noticed that little guy, Fred, among the members of his crew, who had spent that lonely Christmas
Eve with me in 1944. His crew had nicknamed him "Peaches" because while flying his missions
he still didn't shave.

I immediately called Fred and told him I had been looking for him since I had left service. Several
calls and letters flew back and forth between his home and mine. December 19, 1997, my little
buddy, Freddie, took his last long flight because of cancer of the lung and I still didn't have a faceto-
face meeting with him. I knew exactly how his crew was feeling. They had lost a beloved and
very special crew member. Mike's crew had that bond that so closely knits all combat crews

I'll never forget that Christmas Eve in 1944 that Fred and I spent together wondering what had
happened to all our friends that we had watched get up and get dressed for the mission that foggy
winter morning.

Mike Banta flew as Co-pilot onboard 43-37993 /DF-N as part of Raisin crew.

# This was B-17 43-38946/DF-H

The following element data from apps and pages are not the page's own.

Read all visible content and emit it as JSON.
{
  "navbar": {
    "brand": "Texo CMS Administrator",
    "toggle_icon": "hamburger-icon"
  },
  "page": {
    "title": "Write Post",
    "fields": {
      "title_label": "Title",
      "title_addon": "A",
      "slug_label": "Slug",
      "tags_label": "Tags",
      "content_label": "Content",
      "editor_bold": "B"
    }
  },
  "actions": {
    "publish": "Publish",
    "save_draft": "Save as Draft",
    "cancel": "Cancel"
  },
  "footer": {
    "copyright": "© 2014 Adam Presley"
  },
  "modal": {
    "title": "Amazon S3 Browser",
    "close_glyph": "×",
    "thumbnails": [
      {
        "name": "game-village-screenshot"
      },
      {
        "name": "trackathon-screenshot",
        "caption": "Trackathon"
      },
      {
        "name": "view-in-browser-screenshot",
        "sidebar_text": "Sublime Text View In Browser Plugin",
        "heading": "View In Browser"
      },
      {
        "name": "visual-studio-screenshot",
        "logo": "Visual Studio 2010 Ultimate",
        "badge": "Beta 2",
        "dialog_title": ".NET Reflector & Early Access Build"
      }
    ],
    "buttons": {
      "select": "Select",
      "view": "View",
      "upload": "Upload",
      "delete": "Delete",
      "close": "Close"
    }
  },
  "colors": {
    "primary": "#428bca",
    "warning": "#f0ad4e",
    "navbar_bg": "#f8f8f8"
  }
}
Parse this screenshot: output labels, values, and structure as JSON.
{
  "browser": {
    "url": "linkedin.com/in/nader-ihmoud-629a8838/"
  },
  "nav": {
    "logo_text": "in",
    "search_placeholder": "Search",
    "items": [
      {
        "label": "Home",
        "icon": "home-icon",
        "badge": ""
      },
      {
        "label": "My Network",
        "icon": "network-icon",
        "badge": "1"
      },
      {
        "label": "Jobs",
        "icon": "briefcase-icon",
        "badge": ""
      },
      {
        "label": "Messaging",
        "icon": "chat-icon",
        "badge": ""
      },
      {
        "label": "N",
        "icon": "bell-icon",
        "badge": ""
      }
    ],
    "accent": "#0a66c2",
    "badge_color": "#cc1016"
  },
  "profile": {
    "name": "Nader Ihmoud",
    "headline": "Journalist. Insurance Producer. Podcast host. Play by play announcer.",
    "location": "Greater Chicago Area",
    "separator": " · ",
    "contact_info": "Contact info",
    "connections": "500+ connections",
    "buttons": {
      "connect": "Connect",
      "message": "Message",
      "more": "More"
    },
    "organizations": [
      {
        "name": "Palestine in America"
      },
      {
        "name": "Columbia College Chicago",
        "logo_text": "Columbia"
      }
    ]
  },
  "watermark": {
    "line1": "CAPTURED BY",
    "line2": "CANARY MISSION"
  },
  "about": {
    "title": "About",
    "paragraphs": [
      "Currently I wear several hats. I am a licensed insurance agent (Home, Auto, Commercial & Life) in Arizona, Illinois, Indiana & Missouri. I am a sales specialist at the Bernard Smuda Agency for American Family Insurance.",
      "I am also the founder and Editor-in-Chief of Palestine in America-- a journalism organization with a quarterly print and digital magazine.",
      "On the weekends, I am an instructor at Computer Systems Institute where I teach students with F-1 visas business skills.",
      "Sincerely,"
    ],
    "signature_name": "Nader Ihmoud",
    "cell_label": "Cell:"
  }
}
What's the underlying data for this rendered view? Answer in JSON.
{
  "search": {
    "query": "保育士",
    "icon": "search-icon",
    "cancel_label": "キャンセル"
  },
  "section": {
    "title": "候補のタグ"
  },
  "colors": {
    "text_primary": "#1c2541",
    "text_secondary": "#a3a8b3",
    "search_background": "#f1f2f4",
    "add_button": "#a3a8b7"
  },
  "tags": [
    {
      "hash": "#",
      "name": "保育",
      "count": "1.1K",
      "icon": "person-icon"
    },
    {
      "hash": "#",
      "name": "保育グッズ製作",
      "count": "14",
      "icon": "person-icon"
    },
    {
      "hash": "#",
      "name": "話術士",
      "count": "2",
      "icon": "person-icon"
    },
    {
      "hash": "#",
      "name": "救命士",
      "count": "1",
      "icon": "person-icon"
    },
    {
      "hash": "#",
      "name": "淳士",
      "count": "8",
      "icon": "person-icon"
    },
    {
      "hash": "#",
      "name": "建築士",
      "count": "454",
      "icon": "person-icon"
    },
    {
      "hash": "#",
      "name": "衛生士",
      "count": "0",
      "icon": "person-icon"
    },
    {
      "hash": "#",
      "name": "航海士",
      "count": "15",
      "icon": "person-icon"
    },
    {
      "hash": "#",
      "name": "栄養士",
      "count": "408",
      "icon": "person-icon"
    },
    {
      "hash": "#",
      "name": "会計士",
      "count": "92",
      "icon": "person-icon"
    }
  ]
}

* In the first story it is mentioned that the entire 8th AF  landed on 3 airfields. This was not the case, all 2nd and 3rd Division A/C landed at their own base.
It was only the 1st Division which had most of their A/C diverting. "just" in between 500 to 600 A/C

381st BG landed at homebase (the only 1st Divisin group to land at their own airfield)
398th BG Diverted to Rattlesden & Ridgewell
91st BG Diverted to Burt St Edmunds
92nd BG Some A/C to Bury St Edmunds, others at Homebase
306th BG Diverted to Framlingham, Debach, Burt St Edmunds
305th BG Diverted to Horham, Westcott, Enstone, Great Ashfield
457th BG (afternoon mission) Diverted to Eye, Horham
401st BG Diverted to Lavenham, Deopham Green (flying with 3rd Div)
351st BG (Afternoon mission) Diverted to Ridgewell. others at Knettishall, Downham Market, Debach, Castle Camp
384th BG Diverted to Sudbury (flying with 3rd Division) and 4 A/C to Wratting Common, Ridgewell, Sudbury. Rest on Homebase
303rd BG Diverted to Snetterton
379th BG Diverted to Mendlesham